Oklahoma Bar Journal
Raising the Bar: Addressing Attorney Suicide in Oklahoma
By Durand Crosby and Christina L. Green
September marks National Suicide Prevention Month. This month, the Oklahoma Department of Mental Health and Substance Abuse Services is raising awareness about the critical issue of suicide and promoting preventative mental health and wellness. In Oklahoma, 1 in 5 residents experiences mental health issues, so it's essential to address an extremely vulnerable group that often struggles in silence: attorneys.
The legal profession is known for its demands, complexities and high-stakes environments. Attorneys navigate a labyrinth of legal demands, representing clients' interests while shouldering immense responsibilities that are connected to those cases. This profession, however rewarding, is marked by long hours, strenuous workloads and frequent periods away from family and loved ones.
These and other challenges have far-reaching consequences on attorneys' mental health. The Dave Nee Foundation in New York, dedicated to studying lawyer depression, reveals a grim reality. In 2021, lawyers are ranked fifth in terms of occupational suicide rates, and they are the most frequently depressed occupational group in the United States. Shockingly, lawyers are 3.6 times more likely to suffer from depression than non-lawyers. The mental toll is evident as approximately 26% of lawyers seeking counseling admit to struggling with anxiety and depression.
In light of these statistics, it's crucial to recognize the significance of initiatives like National Suicide Prevention Month. The legal community in Oklahoma needs more than ever to prioritize mental health awareness, support and advocacy. At ODMHSAS, the focus is spreading hope and educating others that 24/7, 365 they can call or text the 988 Mental Health Lifeline.
988, which will serve as a dedicated crisis line, is designed to provide easier access to mental health resources. Just like you know 988, your loved ones should know 988. Privacy is protected, and those reaching out to 988 can rest assured that their personal information is only voluntarily provided. Your conversations are protected, and confidential.
988 launched in July 2022, and received nearly 40,000 calls and 10,000 texts in its first year of operations. We expect that number to only grow. A vast majority of callers receive help with a single call. If we need to provide more support, ODMHSAS connects callers to medical providers in their area, or with their consent, send a mobile crisis team to them. For those experiencing severe crises, additional care in one of our urgent care centers can often help.
The significance of 988 extends far beyond the legal field – it's a lifeline for all Oklahomans, of all ages.

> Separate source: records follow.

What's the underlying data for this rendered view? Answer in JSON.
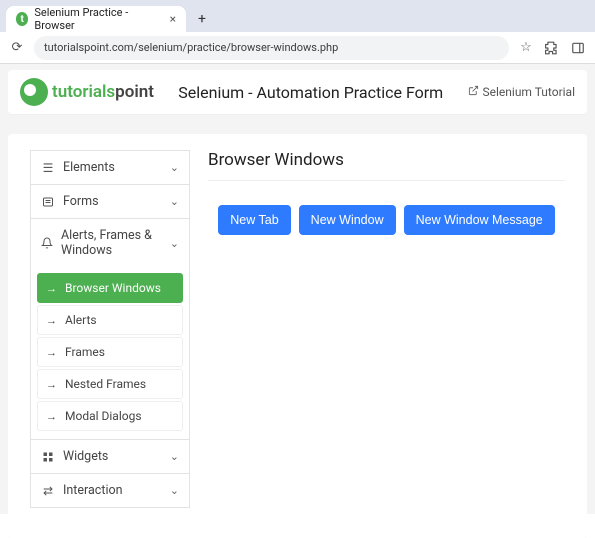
{
  "browser": {
    "tab_title": "Selenium Practice - Browser",
    "url": "tutorialspoint.com/selenium/practice/browser-windows.php"
  },
  "header": {
    "logo_text_a": "tutorials",
    "logo_text_b": "point",
    "title": "Selenium - Automation Practice Form",
    "link_text": "Selenium Tutorial"
  },
  "sidebar": {
    "items": [
      {
        "label": "Elements"
      },
      {
        "label": "Forms"
      },
      {
        "label": "Alerts, Frames & Windows"
      },
      {
        "label": "Widgets"
      },
      {
        "label": "Interaction"
      }
    ],
    "sub": {
      "browser_windows": "Browser Windows",
      "alerts": "Alerts",
      "frames": "Frames",
      "nested_frames": "Nested Frames",
      "modal_dialogs": "Modal Dialogs"
    }
  },
  "main": {
    "title": "Browser Windows",
    "buttons": {
      "new_tab": "New Tab",
      "new_window": "New Window",
      "new_window_message": "New Window Message"
    }
  }
}
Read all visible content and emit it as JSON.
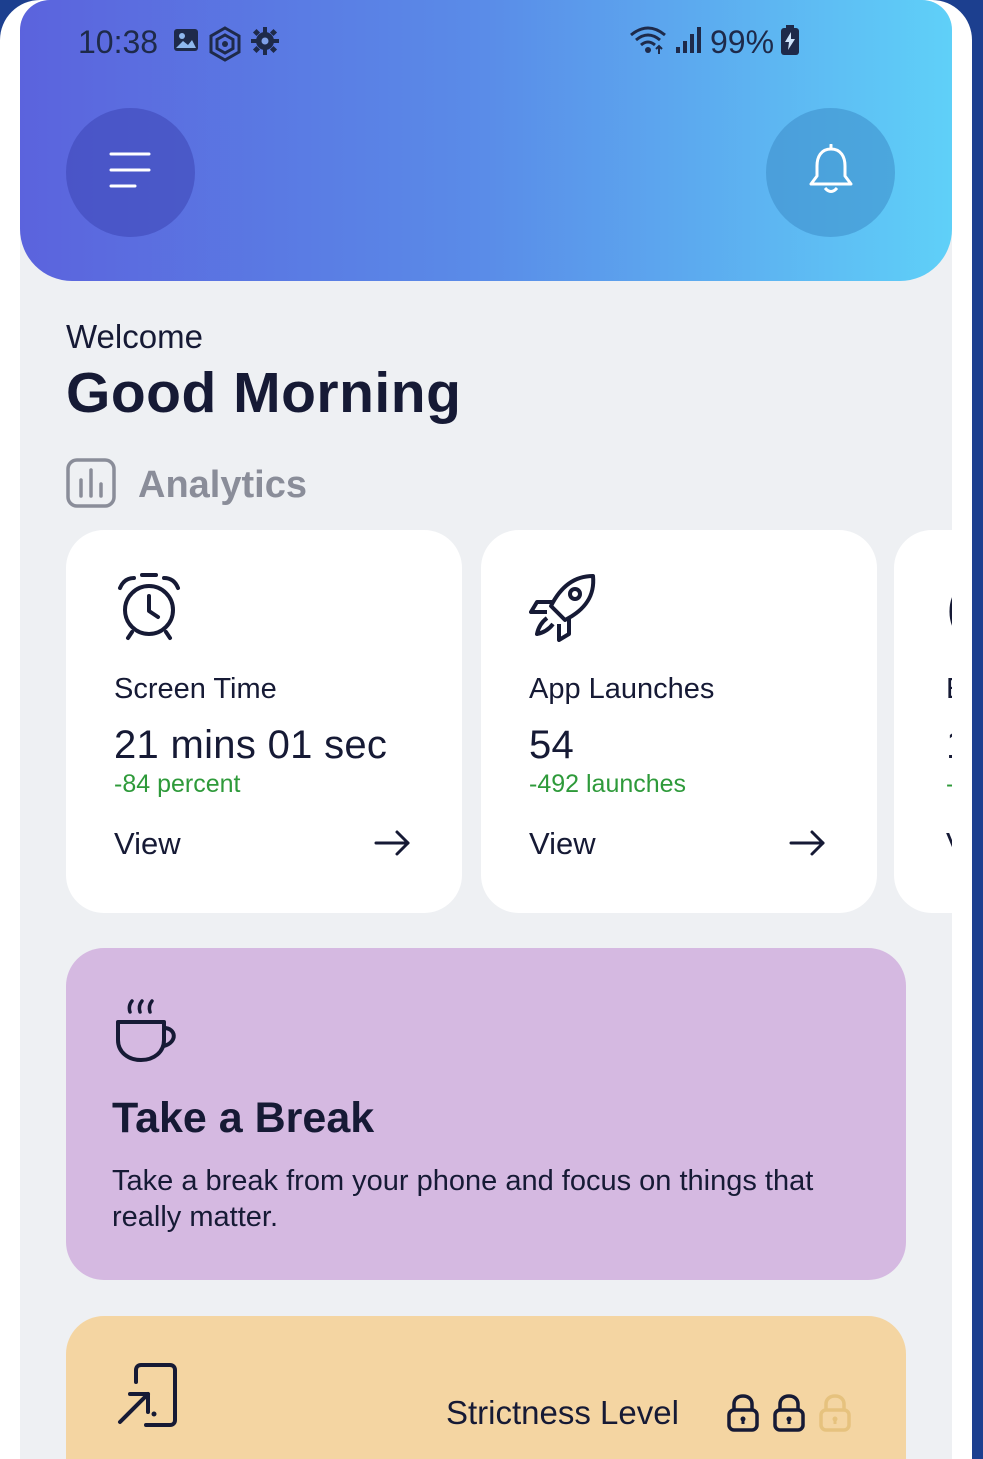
{
  "status_bar": {
    "time": "10:38",
    "battery": "99%",
    "left_icons": [
      "image-icon",
      "vpn-shield-icon",
      "settings-gear-icon"
    ],
    "right_icons": [
      "wifi-icon",
      "signal-icon",
      "battery-charging-icon"
    ]
  },
  "header": {
    "menu_icon": "menu-icon",
    "bell_icon": "bell-icon",
    "gradient_start": "#5b63dd",
    "gradient_end": "#5fd0f8"
  },
  "greeting": {
    "welcome": "Welcome",
    "title": "Good Morning"
  },
  "analytics": {
    "title": "Analytics",
    "icon": "bar-chart-icon",
    "cards": [
      {
        "icon": "alarm-clock-icon",
        "label": "Screen Time",
        "value": "21 mins 01 sec",
        "delta": "-84 percent",
        "action": "View"
      },
      {
        "icon": "rocket-icon",
        "label": "App Launches",
        "value": "54",
        "delta": "-492 launches",
        "action": "View"
      }
    ],
    "peek_card": {
      "label_start": "E",
      "value_start": "1",
      "delta_start": "-",
      "action_start": "V"
    }
  },
  "break_card": {
    "icon": "coffee-cup-icon",
    "title": "Take a Break",
    "description": "Take a break from your phone and focus on things that really matter.",
    "color": "#d5b9e1"
  },
  "strictness_card": {
    "icon": "open-app-icon",
    "label": "Strictness Level",
    "locks": [
      {
        "icon": "lock-icon",
        "active": true
      },
      {
        "icon": "lock-icon",
        "active": true
      },
      {
        "icon": "lock-icon",
        "active": false
      }
    ],
    "color": "#f4d5a2"
  },
  "colors": {
    "positive_delta": "#2e9a3a",
    "text_primary": "#161a35",
    "muted": "#8a8d99"
  }
}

This service offers support for a wide array of challenges, from depression, anxiety and substance abuse to domestic violence, relationship issues and thoughts of self-harm. The 988 provides accessible, judgment-free assistance to anyone struggling with their mental health.
Recognizing the signs of someone in crisis is imperative, and the legal community can play a pivotal role in identifying those at risk. Some of these warning signs include talking about suicide, researching methods of ending one's life, expressing feelings of hopelessness or being a burden or exhibiting extreme mood swings.
If you are worried about a colleague, friend or family member, remember that 988 is there to help. Reach out through a call or text, and you'll be connected with a trained mental health professional in about 10 seconds. They will guide you toward the appropriate resources in your area and offer advice on how to provide support safely if you are calling for someone else.
This National Suicide Prevention Month, let us continue the conversation around mental health in the legal profession, but more broadly, Oklahoma. Let us stand together and provide a lifeline of hope for those who need it most. The legal community in Oklahoma has an opportunity to lead by example, fostering a culture of empathy, support, and understanding that not only helps attorneys but enriches the fabric of our society as a whole.
Find out more by visiting 988oklahoma.com.
ABOUT THE AUTHORS
Durand Crosby is the Chief of Staff and Operations for Oklahoma Department of Mental Health and Substance Abuse Services.
Christina L. Green serves as Assistant General Counsel for Oklahoma Department of Mental Health and Substance Abuse Services.
Statements or opinions expressed in the Oklahoma Bar Journal are those of the authors and do not necessarily reflect those of the Oklahoma Bar Association, its officers, Board of Governors, Board of Editors or staff.